There are many words in the English language that can be confusing; when you are whizzing through the content of the writing, it is easy to use the wrong spelling of a word and spell check won’t always pick it up!

The word dependent/dependant is one of those that nearly tripped me up recently so here is your quick guide:



The word dependant refers to a person and is a noun.

A dependant is a person who is dependent on or who relies on someone else in order to live. (For example, a child is dependent on its parents. Therefore, a child is a dependant of its parents.)


·        All embassy staff and their dependants must be at the airport by 6 o’clock.
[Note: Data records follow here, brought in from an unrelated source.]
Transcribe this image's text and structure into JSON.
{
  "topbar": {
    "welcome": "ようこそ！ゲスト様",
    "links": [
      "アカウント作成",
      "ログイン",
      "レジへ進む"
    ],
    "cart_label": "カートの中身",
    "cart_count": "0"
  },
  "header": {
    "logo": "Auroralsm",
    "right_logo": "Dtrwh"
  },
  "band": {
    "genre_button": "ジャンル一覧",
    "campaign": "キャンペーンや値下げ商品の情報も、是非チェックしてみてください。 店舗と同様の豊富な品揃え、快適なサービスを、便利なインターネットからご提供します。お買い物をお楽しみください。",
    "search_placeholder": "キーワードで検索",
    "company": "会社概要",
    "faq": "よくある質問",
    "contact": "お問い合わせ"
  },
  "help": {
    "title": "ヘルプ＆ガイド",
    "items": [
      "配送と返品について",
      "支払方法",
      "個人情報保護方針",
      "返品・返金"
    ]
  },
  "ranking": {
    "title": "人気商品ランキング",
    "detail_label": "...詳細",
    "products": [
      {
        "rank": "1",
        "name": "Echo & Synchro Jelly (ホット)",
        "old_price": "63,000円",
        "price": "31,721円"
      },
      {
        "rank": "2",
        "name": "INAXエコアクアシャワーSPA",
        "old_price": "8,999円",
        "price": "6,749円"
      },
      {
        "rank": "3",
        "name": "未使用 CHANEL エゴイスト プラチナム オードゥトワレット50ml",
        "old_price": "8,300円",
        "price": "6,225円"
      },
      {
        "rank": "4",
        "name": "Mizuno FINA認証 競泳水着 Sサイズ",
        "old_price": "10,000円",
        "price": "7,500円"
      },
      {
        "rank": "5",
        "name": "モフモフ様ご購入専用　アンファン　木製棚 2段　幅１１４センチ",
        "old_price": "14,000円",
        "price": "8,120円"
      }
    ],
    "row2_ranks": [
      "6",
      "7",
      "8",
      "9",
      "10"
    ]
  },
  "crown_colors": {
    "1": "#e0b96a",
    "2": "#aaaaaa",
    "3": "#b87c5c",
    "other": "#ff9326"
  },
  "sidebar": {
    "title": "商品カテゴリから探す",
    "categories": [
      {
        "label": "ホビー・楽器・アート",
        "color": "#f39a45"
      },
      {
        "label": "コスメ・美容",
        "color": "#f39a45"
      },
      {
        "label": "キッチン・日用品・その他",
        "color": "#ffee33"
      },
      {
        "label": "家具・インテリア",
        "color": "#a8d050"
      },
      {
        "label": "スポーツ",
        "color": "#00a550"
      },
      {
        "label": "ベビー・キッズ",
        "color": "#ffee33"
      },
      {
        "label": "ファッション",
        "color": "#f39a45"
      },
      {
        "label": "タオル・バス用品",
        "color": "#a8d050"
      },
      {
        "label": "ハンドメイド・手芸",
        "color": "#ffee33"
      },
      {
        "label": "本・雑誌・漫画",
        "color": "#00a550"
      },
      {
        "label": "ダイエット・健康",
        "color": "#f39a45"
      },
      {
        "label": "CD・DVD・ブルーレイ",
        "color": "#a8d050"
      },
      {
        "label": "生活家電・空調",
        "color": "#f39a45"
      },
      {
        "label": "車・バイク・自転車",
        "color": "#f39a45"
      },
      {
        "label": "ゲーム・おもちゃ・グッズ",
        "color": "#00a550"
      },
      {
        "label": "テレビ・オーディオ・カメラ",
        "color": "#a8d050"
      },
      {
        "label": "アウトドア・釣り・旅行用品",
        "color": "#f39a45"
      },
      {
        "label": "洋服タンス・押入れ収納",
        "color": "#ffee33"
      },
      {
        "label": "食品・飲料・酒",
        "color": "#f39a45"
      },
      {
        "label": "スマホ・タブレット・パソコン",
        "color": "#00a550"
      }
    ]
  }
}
Description:

(The word dependants means spouses and children.)


The word dependent is an adjective meaning contingent on, relying on, supported by or addicted to.

  • The safety of the trip was weather dependent.
  • She is dependent on chocolate; it gets her through the day.


“What’s all the rowing about?”

Homonyms, homographs and homophones

The English language can be tricky sometimes.  The title of this blog post, for example, has more than one possible meaning.  What does a reader need to ensure that they have understood the meaning of the sentence?

I could be about to talk about having  an  argument or about using oars to move a boat across the water.  But I  am going to do neither; instead I would like to discuss homonymy.

Just the other day, somebody was asking me the difference between homophones, homonyms and homographs and it seemed an ideal post!  It’s always good, I think, to brush up on semantics!


Definition:  words that have the same spelling and pronunciation but a different meaning:

eg:  The chairs were placed in a row.

The boat was heavy and hard to row.

Homonymy means that words are identical in both spelling and sound.  In partial homonymy or heteronymy, words can be homophones or homographs. 



Definition:  Words that are spelled the same but which have a different meaning and sometimes different pronunciation.

eg:  The dog was about to bark.

The tree had silver bark.

We had an angry row late into the night.

Once I got going, the boat was easy to row.


Definition:  Words which have different spellings and meanings but are pronounced the same.

eg:  I wanted to go over there.

They’re the best shop in town.

They bought their own lunch.


To return to the question from earlier, context is very important in order to avoid ambiguity.  Even as a title in a newspaper or magazine, a well placed photo would leave readers in no doubt of the meaning/pronunciation of the word ‘rowing’.

Below, I leave you with a quick table to summarise the differences between the terms.

Term Meaning Spelling Pronunciation
Homonym Different Same Same
Homograph Different Same Same or different
Homophone Different Same or different Same

adapted from


Crystal, D.  2000.  The Cambridge Encyclopedia of The English Language.  CUP.  Cambridge

Wales, K. 2001.  A Dictionary of Stylistics.  Pearson Education. London. accessed 1/12/14